Date: Fri, 08 Jul 2005 21:55:15 GMT
Jon Heggland wrote:
> In article <Ezeze.139544$p21.7384199_at_phobos.telenet-ops.be>,
> jan.hidders_at_REMOVETHIS.pandora.be says...
>>>>Ah, but now you are using the domain or relations, right? There is a >>>>problem with that domain. It doesn't exist. The collection of all >>>>relations is a proper class, and not a set, but domains have to be sets. >>> >>>You'll have to educate me on the difference between "proper class" and >>>"domain", I'm afraid. The term "class" is used for so many slightly >>>different things. >> >>http://en.wikipedia.org/wiki/Class_(set_theory)
> Call me stupid, but you still have to explain to me why the
> "collection" of relations is not a set. I can't figure out from
> Wikipedia what it is that disqualifies something from being a set.
That's not so easy to explain, but I'll give a hint. Do you know about Russel's paradox? The contradiction that appears when you assume the existense of the set of all sets? A solution to that paradox is to accept that it is actually not a set, at least not in the sense that all the usual axioms of set theory apply to it. In some sense you might say that is is "too large" to be a set. The collection of all relations has the same problem. For more explanation you can probably ask any mathematician at your institute.
> And that relation-valued and set-valued attributes are contradictions in
> terms, since relation and set are not domains?
No. For example the set of all sets of integers is a set and perfectly valid as a domain. The same for the set of relations that all belong to a certain relation type. Usually if you apply a strict typing regime there is no problem.
>>>Should I be forbidden from treating "relation" as a (generic) domain >>>when defining this operator? Why? >> >>Because by definition it isn't, and redefining the notion of domain such >>that it is, is not that easy without either running into paradoxes or >>getting a notion which it is almost impossible to reason about.
> Can you give me any examples of trouble arising from this? And an
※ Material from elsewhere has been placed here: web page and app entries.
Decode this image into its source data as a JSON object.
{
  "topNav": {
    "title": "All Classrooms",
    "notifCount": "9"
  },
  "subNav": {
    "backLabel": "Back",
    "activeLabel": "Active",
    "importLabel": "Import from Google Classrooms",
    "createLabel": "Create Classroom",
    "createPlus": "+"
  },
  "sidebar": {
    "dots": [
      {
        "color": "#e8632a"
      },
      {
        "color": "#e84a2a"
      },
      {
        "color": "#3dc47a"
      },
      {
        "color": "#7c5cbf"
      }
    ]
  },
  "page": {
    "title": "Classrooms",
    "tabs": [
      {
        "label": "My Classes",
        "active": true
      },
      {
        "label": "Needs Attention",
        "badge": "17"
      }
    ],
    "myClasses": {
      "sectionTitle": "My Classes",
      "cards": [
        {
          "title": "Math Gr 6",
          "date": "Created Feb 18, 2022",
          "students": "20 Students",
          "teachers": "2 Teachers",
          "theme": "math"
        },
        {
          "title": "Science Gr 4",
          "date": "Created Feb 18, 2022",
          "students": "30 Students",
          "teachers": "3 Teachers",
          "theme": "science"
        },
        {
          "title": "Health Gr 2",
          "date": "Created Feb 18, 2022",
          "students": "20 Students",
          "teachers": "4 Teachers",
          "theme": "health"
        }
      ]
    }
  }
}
> explanation why the relational operators do not run into paradoxes? Or
> do they?
They are not functions defined over domains. Note that my remark that started this was that the nest operation cannot be defined as a function *over* *domains*. If you drop the latter restriction you can define them without a problem.
- Jan Hidders